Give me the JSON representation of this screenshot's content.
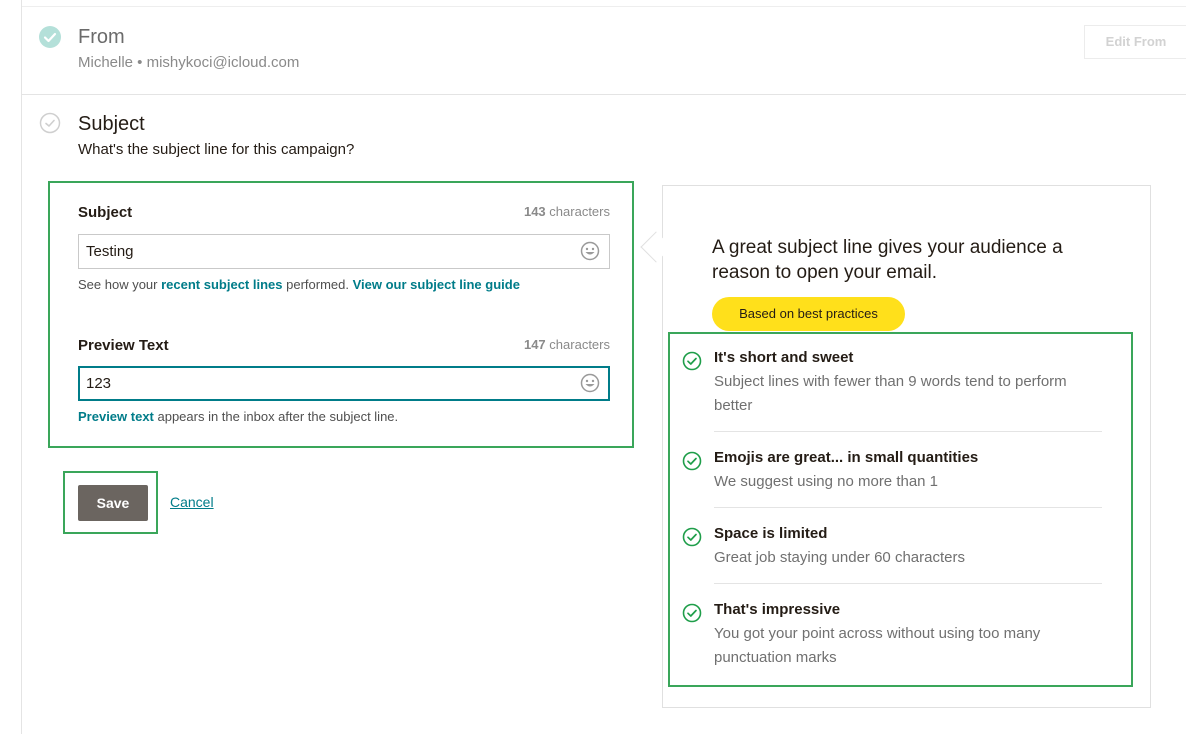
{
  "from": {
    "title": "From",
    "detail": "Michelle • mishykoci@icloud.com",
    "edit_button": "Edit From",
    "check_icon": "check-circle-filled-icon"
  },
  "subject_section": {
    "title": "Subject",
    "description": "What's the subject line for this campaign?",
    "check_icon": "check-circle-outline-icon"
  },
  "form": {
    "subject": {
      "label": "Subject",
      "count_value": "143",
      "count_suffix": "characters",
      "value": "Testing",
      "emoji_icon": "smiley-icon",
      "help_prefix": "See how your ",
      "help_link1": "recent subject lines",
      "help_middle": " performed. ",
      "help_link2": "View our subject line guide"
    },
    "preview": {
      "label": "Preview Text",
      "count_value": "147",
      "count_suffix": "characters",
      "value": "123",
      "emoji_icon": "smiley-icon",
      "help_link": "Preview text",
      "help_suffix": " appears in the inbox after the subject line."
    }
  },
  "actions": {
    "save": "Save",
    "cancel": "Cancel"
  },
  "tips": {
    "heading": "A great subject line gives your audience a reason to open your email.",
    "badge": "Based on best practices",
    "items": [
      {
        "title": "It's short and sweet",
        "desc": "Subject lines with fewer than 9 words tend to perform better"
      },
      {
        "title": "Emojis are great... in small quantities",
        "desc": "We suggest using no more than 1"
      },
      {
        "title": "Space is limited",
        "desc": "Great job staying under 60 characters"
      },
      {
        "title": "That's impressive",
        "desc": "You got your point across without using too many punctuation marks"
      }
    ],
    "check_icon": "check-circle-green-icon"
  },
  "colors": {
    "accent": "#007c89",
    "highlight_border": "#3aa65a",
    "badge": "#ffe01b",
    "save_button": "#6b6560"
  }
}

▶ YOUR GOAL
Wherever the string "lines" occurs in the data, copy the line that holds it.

▶ TASK RESPONSE
      "help_link1": "recent subject lines",
        "desc": "Subject lines with fewer than 9 words tend to perform better"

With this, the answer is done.